[Data records]
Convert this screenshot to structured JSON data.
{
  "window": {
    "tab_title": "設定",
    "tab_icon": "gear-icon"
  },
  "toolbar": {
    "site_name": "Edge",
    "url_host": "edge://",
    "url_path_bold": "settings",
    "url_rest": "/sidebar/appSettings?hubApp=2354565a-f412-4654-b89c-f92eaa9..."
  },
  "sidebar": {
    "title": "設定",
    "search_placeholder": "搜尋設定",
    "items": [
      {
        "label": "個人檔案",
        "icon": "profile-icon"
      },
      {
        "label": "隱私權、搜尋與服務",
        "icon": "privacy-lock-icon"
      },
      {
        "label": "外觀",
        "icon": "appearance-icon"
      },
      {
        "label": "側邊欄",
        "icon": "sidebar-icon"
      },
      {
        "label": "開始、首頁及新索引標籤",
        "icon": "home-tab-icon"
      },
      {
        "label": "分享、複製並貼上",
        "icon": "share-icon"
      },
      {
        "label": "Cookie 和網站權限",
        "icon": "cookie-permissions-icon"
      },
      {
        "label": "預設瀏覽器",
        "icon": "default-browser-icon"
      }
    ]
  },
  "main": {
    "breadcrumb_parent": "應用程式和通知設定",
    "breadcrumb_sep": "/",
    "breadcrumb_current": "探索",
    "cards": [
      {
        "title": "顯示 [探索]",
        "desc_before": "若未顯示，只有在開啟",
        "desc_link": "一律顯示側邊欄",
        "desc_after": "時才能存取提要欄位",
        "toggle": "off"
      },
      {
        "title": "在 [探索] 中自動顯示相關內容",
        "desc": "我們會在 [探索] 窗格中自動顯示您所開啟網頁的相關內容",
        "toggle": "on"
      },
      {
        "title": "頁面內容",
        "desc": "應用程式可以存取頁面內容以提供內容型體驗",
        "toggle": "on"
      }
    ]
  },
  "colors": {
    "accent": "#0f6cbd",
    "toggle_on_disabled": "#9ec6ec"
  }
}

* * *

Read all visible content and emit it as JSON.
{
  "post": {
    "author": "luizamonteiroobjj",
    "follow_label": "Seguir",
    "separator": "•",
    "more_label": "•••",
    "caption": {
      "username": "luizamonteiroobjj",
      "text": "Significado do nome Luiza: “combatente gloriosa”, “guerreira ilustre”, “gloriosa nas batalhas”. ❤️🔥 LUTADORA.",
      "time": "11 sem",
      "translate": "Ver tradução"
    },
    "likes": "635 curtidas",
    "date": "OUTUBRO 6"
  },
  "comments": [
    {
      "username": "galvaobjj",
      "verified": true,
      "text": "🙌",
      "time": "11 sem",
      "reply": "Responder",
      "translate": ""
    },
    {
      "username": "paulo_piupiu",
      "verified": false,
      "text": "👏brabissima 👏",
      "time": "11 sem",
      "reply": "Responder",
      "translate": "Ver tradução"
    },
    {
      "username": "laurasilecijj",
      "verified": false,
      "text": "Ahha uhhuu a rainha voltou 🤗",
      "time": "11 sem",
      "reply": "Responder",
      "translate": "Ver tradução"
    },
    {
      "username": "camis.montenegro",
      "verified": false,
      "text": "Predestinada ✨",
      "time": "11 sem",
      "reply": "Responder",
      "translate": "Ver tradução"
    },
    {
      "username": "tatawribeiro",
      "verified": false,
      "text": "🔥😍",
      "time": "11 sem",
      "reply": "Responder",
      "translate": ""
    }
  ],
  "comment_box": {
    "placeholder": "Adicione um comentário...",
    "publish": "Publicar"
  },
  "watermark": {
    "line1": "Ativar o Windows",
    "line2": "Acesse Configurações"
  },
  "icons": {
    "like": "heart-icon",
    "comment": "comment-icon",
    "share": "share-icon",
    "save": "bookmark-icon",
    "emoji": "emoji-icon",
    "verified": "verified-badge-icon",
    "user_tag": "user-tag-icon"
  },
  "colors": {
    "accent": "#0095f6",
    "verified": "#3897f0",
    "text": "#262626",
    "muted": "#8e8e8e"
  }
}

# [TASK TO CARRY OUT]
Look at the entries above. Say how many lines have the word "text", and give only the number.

# [RESPONSE AREA]
7